Prime Minister Recep Tayyip Erdoğan’s recent address to the parliament in Azerbaijan seems to have set the record straight as far as the Azeri side is concerned. The dark clouds that were gathering over Turkish-Azerbaijani ties have disappeared for now.
Baku is apparently satisfied after Erdoğan’s remarks that Ankara will not take any steps to normalize ties with Yerevan until the Nagorno-Karabakh conflict has been resolved (to Azerbaijan’s advantage, one assumes).
This, however, raises a couple of serious questions. What then is to become of the so-called "road map" announced by Turkey and Armenia, which was ostensibly designed to lead both countries to normalized relations? Especially now that there is a "Karabakh condition" attached by Turkey? Also, why did the Erdoğan government bother to get involved in this matter of trying to normalize ties with Armenia in the first place, if it was not going to see it through to the end?
The first answer that comes to mind to the latter question is that Ankara either underestimated the reaction that would come from Azerbaijan, or it overestimated its own capacity to keep Baku in line with a "big brother" approach. The bottom line, however, is that it has now been revealed for all to see that Azerbaijan has more of a hold over Turkey than was assumed in some quarters.
Put another way, Baku holds in its hands a great ability to play the "Turkish nationalist card" within Turkey, against Armenia and against those trying to achieve a rapprochement between the two countries.
One only has to note the way the main opposition Republican People’s Party, or CHP, jumped instantly on this bandwagon, using the opening Baku provided to hit at the government.
Put even more bluntly, Turkey is not as independent in determining its policies for the southern Caucasus as it may have assumed it was in the past.
Azerbaijan, however, has shown that it has a freer hand with respect to pursuing its own national interests, as exemplified by the fact that it has refused so far to establish official relations with northern Cyprus, despite its kinship ties with Turkish Cypriots.

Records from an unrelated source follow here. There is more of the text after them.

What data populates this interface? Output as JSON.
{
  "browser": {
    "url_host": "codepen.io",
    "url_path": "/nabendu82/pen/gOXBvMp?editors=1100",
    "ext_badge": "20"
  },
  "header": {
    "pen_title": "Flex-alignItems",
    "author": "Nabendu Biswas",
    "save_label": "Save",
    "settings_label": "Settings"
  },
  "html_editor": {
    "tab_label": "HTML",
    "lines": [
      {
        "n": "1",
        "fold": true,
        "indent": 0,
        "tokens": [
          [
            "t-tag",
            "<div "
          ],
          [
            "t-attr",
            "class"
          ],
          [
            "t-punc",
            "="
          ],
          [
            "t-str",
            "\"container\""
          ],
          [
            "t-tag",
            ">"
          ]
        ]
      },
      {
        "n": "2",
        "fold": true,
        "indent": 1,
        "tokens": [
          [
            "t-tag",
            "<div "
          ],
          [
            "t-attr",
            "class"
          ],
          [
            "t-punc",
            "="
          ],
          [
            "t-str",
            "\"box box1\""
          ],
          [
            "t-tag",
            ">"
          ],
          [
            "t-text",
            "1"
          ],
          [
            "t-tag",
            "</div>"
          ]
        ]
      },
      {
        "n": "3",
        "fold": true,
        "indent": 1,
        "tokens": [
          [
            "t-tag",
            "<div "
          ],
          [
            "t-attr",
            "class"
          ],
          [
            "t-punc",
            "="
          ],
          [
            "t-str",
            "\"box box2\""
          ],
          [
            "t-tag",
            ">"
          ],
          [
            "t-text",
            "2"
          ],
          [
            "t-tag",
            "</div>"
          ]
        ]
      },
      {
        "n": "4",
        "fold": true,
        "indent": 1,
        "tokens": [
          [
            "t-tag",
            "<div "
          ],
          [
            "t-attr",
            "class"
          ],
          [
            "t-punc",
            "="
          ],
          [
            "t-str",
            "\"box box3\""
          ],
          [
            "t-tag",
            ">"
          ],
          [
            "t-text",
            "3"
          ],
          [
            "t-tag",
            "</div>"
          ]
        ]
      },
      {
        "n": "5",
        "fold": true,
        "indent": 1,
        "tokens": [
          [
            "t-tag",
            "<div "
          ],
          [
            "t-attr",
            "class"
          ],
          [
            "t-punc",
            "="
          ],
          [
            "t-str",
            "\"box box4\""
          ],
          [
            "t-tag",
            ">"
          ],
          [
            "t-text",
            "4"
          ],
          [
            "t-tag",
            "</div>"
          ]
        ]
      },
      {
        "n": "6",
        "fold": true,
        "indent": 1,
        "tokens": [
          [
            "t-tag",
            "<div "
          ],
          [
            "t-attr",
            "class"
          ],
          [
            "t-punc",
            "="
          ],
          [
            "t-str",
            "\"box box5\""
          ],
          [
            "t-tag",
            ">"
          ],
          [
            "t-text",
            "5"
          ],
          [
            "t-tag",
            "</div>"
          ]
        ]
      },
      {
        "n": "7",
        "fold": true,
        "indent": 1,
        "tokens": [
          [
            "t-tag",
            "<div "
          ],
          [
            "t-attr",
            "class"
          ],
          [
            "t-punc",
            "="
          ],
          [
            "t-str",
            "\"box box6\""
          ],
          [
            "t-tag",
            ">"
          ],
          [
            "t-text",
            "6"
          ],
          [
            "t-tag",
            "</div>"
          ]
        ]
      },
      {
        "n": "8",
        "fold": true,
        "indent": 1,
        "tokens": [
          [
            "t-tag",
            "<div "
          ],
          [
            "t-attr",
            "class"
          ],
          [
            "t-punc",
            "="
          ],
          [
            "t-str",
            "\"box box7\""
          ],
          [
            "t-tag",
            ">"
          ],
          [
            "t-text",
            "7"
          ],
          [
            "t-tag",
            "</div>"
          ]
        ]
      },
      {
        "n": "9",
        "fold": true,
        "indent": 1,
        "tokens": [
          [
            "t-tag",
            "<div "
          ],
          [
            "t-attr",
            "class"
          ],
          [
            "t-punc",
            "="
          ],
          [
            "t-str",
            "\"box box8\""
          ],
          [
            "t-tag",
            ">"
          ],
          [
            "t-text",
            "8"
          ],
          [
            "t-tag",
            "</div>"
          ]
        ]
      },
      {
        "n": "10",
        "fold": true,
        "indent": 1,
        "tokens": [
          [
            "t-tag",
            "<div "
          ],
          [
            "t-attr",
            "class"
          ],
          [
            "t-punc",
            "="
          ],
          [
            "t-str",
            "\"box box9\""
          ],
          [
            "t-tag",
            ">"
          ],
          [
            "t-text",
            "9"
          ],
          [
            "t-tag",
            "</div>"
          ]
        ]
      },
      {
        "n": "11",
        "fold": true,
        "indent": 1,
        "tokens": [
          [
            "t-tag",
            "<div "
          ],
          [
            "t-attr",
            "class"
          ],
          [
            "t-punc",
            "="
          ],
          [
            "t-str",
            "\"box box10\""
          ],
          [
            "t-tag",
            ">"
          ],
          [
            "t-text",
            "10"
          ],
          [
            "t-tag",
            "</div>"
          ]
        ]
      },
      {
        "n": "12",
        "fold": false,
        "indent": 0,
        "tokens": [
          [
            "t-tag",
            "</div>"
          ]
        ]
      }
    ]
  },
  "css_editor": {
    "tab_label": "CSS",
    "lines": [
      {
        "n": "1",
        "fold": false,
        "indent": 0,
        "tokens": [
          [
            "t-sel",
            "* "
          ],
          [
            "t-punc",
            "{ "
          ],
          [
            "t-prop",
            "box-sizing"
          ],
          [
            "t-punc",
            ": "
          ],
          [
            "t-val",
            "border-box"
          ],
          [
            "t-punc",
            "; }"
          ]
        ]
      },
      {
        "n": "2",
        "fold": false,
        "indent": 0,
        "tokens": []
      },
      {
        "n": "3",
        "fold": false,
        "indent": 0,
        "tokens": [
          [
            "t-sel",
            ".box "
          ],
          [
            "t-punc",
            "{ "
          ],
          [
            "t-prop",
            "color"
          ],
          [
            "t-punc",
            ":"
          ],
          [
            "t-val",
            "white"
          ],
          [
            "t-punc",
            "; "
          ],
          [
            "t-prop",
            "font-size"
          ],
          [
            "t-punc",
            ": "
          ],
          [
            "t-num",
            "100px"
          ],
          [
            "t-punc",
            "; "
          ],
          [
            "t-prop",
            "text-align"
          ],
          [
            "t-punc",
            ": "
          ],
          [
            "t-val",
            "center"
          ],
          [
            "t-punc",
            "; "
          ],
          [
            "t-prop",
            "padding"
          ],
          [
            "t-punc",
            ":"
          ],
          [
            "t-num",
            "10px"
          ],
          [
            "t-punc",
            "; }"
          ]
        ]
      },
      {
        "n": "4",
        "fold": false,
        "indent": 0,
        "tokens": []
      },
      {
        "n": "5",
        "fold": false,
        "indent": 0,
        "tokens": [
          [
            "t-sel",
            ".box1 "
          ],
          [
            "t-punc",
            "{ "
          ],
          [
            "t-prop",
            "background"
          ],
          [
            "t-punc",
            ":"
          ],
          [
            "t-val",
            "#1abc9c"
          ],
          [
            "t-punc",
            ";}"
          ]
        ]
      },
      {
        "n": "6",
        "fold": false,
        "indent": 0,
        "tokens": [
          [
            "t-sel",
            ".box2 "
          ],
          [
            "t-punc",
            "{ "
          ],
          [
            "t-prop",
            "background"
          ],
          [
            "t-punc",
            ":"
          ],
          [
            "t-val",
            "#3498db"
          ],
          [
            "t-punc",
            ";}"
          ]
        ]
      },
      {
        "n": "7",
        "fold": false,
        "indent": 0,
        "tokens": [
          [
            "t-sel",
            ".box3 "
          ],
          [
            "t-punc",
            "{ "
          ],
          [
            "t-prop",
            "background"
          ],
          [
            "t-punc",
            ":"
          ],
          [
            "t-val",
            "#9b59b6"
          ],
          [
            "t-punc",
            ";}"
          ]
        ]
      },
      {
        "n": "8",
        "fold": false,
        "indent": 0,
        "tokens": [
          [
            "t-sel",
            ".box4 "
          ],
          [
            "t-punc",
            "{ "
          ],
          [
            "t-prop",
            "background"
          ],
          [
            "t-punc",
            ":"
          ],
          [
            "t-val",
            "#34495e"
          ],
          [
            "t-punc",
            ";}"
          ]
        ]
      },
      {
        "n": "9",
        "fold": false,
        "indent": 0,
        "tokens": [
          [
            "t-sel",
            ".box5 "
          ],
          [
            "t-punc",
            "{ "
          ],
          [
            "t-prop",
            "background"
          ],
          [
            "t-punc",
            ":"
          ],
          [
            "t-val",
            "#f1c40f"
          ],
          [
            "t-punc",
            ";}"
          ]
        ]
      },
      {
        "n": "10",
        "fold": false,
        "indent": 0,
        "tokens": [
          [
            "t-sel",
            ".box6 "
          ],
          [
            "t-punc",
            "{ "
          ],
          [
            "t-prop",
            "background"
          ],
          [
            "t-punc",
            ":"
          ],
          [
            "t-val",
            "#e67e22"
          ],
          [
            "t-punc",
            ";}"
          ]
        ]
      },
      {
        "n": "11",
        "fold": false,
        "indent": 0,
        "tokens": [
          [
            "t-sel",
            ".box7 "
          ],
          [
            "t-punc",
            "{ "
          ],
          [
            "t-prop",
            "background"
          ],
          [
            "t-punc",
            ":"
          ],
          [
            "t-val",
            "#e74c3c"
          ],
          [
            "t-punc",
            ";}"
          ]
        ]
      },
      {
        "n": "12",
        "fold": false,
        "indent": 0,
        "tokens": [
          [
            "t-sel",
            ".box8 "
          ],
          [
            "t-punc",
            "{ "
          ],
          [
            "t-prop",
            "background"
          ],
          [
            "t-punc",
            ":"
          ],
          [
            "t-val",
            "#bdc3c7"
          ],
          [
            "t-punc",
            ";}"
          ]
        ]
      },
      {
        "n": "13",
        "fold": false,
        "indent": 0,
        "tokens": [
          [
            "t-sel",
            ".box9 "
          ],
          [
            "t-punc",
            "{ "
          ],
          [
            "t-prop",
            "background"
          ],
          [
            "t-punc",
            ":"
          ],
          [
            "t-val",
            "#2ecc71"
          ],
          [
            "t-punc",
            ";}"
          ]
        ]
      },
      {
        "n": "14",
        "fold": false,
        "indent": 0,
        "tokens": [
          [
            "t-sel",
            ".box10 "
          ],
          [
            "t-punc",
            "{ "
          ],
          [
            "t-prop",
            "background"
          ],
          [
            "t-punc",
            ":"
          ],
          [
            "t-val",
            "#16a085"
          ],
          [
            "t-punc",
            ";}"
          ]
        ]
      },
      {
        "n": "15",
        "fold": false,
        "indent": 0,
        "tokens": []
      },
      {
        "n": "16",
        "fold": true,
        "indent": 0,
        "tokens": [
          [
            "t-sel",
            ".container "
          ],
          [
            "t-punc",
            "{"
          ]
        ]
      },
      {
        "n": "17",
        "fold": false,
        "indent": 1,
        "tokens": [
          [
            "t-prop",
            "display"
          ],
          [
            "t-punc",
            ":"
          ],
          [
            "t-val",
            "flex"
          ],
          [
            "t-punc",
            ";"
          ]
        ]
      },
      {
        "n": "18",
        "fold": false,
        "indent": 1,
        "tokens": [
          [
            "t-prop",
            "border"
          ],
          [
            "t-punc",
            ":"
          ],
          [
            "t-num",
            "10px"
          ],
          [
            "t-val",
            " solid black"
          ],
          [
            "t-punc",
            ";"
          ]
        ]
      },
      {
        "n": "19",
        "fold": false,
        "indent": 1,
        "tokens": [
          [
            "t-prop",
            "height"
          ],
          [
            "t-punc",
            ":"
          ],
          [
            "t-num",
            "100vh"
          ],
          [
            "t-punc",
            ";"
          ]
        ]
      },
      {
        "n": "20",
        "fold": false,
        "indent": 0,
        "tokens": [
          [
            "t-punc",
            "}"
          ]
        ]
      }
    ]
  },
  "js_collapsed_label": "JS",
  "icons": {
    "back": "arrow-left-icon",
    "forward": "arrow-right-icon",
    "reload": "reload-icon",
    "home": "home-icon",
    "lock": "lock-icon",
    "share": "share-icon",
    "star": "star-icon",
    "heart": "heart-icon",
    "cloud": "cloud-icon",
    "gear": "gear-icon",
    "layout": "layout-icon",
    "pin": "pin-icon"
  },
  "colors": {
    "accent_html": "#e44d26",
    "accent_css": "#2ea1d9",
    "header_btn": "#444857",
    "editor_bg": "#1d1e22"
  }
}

This situation is bound to have consequences as far as Ankara’s foreign-policy administration is concerned, not just in terms of the region, but also in terms of Turkey’s ties with the West, where there is a great desire to see a Turkish-Armenian rapprochement. Western diplomats are already saying that while they may be parallel processes, there is no link between the Turkey-Armenia negotiations and the efforts to solve the Karabakh conflict.
The link with the ’g’ word
The cynical view is that Ankara announced the road map with Armenia to ensure that U.S. President Barack Obama did not use the "g" word (genocide) in his April 24 message commemorating the tragedy that befell the Armenians in Anatolia in 1915.
What reinforces this view is the fact that Prime Minister Erdoğan had already said, prior to the announcement of the road map Ğ and in response to the anger from Baku, that there would be no normalization with Armenia before the Karabakh problem was resolved.
But it seemed at the time that he said that simply to appease the Azerbaijanis, while really eyeing Washington and Obama’s statement. This is the way it was also apparently interpreted in Baku, where Erdoğan’s words were not sufficient to quiet the unrest, requiring him to visit in person.
President Obama did not, of course, utter the "g" word, but went on to describe the historical events as no U.S. president had done before, angering Ankara and providing opponents of rapprochement with Armenia the ammunition they needed.
The road map, according to the cynical interpretation, in this way turned out to be a kind of one-off shot in the dark, which under these circumstances will not be followed through Ğ not, that is, unless there is a breakthrough on the Nagorno-Karabakh issue.
No such breakthrough appears to be in the making, as the sides are firmly entrenched in their positions. Neither is the secret rivalry between Russia and the U.S. vis-?-vis the region helping much, especially given Moscow’s proven ability Ğ demonstrated by the events in Georgia last summer Ğ to use such problems to divide and conquer. This, then, indicates that there will be no early rapprochement between Ankara and Yerevan given the Karabakh condition placed by Prime Minister Erdoğan.
The Karabakh condition
Even Bernard Fassier, France’s envoy to the Minsk Group, which is trying to solve the Karabakh problem, had to admit while talking to journalists in Ankara this week that while there is light at the end of the tunnel, the tunnel nevertheless appears to be a long one.
Diplomatic sources on the Turkish side are now trying to save the day by highlighting various nuances of the "Karabakh condition" set by Prime Minister Erdoğan. They say that when Armenian forces start evacuating some of the seven occupied regions outside of Karabakh, and inside Azerbaijan proper, the road map will be viable again.
They also suggest that such an evacuation plan is currently being worked on within the Minsk Group.
But this appears to be speculative, to say the least, judging by the statements from Armenia and Azerbaijan.
It is also not clear whether this is what Prime Minister Erdoğan meant when he established the Karabakh condition. Many in Azerbaijan, for example, have interpreted his words as meaning a full evacuation by the Armenians of the Karabakh enclave itself. It is clear that the public in Turkey also believes this to be the case.
Given this overall picture, it looks more and more as if this attempt at normalization with Armenia is fated to be stillborn.